**TASK GOAL:** Exact copies of all the records below should be returned.

**DATA FOR THE TASK:**

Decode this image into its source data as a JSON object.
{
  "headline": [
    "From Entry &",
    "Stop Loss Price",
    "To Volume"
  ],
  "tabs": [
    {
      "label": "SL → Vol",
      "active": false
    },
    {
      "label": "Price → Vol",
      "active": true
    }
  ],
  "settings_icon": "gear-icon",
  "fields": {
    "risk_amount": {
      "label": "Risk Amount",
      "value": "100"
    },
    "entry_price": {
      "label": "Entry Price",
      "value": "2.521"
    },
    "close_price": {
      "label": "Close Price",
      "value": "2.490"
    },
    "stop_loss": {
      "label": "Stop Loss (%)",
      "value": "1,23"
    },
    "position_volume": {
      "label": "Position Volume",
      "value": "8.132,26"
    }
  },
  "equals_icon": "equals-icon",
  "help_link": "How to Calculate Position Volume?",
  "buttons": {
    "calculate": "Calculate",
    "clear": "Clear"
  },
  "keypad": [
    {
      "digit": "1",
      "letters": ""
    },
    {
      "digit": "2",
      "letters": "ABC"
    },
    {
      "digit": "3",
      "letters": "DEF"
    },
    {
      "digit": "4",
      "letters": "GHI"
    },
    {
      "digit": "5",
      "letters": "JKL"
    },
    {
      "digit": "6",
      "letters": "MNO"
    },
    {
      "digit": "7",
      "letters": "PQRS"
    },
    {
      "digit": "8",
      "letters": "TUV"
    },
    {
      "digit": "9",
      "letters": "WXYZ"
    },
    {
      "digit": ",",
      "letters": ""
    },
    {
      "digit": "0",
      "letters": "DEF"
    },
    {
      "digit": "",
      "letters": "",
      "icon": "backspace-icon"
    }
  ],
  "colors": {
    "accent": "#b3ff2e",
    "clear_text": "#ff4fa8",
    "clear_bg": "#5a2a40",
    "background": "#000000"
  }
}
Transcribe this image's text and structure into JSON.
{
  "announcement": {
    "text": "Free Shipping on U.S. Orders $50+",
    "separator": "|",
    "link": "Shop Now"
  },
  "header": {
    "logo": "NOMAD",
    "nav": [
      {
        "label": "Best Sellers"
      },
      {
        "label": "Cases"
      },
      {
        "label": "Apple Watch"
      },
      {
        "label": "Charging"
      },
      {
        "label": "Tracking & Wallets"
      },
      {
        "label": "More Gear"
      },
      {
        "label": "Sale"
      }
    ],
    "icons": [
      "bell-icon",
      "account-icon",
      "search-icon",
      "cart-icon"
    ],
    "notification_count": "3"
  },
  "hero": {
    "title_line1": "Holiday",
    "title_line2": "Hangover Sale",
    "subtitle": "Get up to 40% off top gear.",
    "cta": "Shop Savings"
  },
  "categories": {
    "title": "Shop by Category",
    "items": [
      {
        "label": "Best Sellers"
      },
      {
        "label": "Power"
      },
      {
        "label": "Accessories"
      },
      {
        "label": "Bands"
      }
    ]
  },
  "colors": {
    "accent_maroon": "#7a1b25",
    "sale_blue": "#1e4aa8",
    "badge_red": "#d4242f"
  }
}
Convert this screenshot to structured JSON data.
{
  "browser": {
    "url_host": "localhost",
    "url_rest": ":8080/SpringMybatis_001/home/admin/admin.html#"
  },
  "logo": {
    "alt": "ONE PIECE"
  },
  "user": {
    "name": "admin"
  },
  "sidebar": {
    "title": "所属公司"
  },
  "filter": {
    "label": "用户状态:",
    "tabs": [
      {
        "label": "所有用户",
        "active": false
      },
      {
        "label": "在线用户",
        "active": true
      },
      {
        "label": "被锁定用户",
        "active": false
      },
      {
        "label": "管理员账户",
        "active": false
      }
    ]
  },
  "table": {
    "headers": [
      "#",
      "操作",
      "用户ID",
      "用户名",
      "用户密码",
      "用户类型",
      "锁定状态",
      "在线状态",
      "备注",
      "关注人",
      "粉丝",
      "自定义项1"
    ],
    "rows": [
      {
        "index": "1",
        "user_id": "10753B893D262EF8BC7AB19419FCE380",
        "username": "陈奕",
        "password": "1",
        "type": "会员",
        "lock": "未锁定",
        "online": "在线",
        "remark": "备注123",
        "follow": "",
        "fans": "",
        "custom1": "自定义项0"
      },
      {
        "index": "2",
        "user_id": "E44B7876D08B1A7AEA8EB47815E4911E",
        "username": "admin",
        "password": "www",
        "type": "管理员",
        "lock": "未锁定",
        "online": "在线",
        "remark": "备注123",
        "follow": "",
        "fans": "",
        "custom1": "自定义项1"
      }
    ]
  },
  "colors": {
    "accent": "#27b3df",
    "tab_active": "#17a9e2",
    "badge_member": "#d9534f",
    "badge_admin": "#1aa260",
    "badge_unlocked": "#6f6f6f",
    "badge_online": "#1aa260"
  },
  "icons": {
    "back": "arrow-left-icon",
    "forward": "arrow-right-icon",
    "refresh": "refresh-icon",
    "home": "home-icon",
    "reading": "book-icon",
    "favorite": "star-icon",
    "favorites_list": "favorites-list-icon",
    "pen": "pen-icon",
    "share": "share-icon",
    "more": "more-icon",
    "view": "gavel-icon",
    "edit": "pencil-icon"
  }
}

**EXPECTED OUTPUT:**
Decode this image into its source data as a JSON object.
{
  "headline": [
    "From Entry &",
    "Stop Loss Price",
    "To Volume"
  ],
  "tabs": [
    {
      "label": "SL → Vol",
      "active": false
    },
    {
      "label": "Price → Vol",
      "active": true
    }
  ],
  "settings_icon": "gear-icon",
  "fields": {
    "risk_amount": {
      "label": "Risk Amount",
      "value": "100"
    },
    "entry_price": {
      "label": "Entry Price",
      "value": "2.521"
    },
    "close_price": {
      "label": "Close Price",
      "value": "2.490"
    },
    "stop_loss": {
      "label": "Stop Loss (%)",
      "value": "1,23"
    },
    "position_volume": {
      "label": "Position Volume",
      "value": "8.132,26"
    }
  },
  "equals_icon": "equals-icon",
  "help_link": "How to Calculate Position Volume?",
  "buttons": {
    "calculate": "Calculate",
    "clear": "Clear"
  },
  "keypad": [
    {
      "digit": "1",
      "letters": ""
    },
    {
      "digit": "2",
      "letters": "ABC"
    },
    {
      "digit": "3",
      "letters": "DEF"
    },
    {
      "digit": "4",
      "letters": "GHI"
    },
    {
      "digit": "5",
      "letters": "JKL"
    },
    {
      "digit": "6",
      "letters": "MNO"
    },
    {
      "digit": "7",
      "letters": "PQRS"
    },
    {
      "digit": "8",
      "letters": "TUV"
    },
    {
      "digit": "9",
      "letters": "WXYZ"
    },
    {
      "digit": ",",
      "letters": ""
    },
    {
      "digit": "0",
      "letters": "DEF"
    },
    {
      "digit": "",
      "letters": "",
      "icon": "backspace-icon"
    }
  ],
  "colors": {
    "accent": "#b3ff2e",
    "clear_text": "#ff4fa8",
    "clear_bg": "#5a2a40",
    "background": "#000000"
  }
}
Transcribe this image's text and structure into JSON.
{
  "announcement": {
    "text": "Free Shipping on U.S. Orders $50+",
    "separator": "|",
    "link": "Shop Now"
  },
  "header": {
    "logo": "NOMAD",
    "nav": [
      {
        "label": "Best Sellers"
      },
      {
        "label": "Cases"
      },
      {
        "label": "Apple Watch"
      },
      {
        "label": "Charging"
      },
      {
        "label": "Tracking & Wallets"
      },
      {
        "label": "More Gear"
      },
      {
        "label": "Sale"
      }
    ],
    "icons": [
      "bell-icon",
      "account-icon",
      "search-icon",
      "cart-icon"
    ],
    "notification_count": "3"
  },
  "hero": {
    "title_line1": "Holiday",
    "title_line2": "Hangover Sale",
    "subtitle": "Get up to 40% off top gear.",
    "cta": "Shop Savings"
  },
  "categories": {
    "title": "Shop by Category",
    "items": [
      {
        "label": "Best Sellers"
      },
      {
        "label": "Power"
      },
      {
        "label": "Accessories"
      },
      {
        "label": "Bands"
      }
    ]
  },
  "colors": {
    "accent_maroon": "#7a1b25",
    "sale_blue": "#1e4aa8",
    "badge_red": "#d4242f"
  }
}
Convert this screenshot to structured JSON data.
{
  "browser": {
    "url_host": "localhost",
    "url_rest": ":8080/SpringMybatis_001/home/admin/admin.html#"
  },
  "logo": {
    "alt": "ONE PIECE"
  },
  "user": {
    "name": "admin"
  },
  "sidebar": {
    "title": "所属公司"
  },
  "filter": {
    "label": "用户状态:",
    "tabs": [
      {
        "label": "所有用户",
        "active": false
      },
      {
        "label": "在线用户",
        "active": true
      },
      {
        "label": "被锁定用户",
        "active": false
      },
      {
        "label": "管理员账户",
        "active": false
      }
    ]
  },
  "table": {
    "headers": [
      "#",
      "操作",
      "用户ID",
      "用户名",
      "用户密码",
      "用户类型",
      "锁定状态",
      "在线状态",
      "备注",
      "关注人",
      "粉丝",
      "自定义项1"
    ],
    "rows": [
      {
        "index": "1",
        "user_id": "10753B893D262EF8BC7AB19419FCE380",
        "username": "陈奕",
        "password": "1",
        "type": "会员",
        "lock": "未锁定",
        "online": "在线",
        "remark": "备注123",
        "follow": "",
        "fans": "",
        "custom1": "自定义项0"
      },
      {
        "index": "2",
        "user_id": "E44B7876D08B1A7AEA8EB47815E4911E",
        "username": "admin",
        "password": "www",
        "type": "管理员",
        "lock": "未锁定",
        "online": "在线",
        "remark": "备注123",
        "follow": "",
        "fans": "",
        "custom1": "自定义项1"
      }
    ]
  },
  "colors": {
    "accent": "#27b3df",
    "tab_active": "#17a9e2",
    "badge_member": "#d9534f",
    "badge_admin": "#1aa260",
    "badge_unlocked": "#6f6f6f",
    "badge_online": "#1aa260"
  },
  "icons": {
    "back": "arrow-left-icon",
    "forward": "arrow-right-icon",
    "refresh": "refresh-icon",
    "home": "home-icon",
    "reading": "book-icon",
    "favorite": "star-icon",
    "favorites_list": "favorites-list-icon",
    "pen": "pen-icon",
    "share": "share-icon",
    "more": "more-icon",
    "view": "gavel-icon",
    "edit": "pencil-icon"
  }
}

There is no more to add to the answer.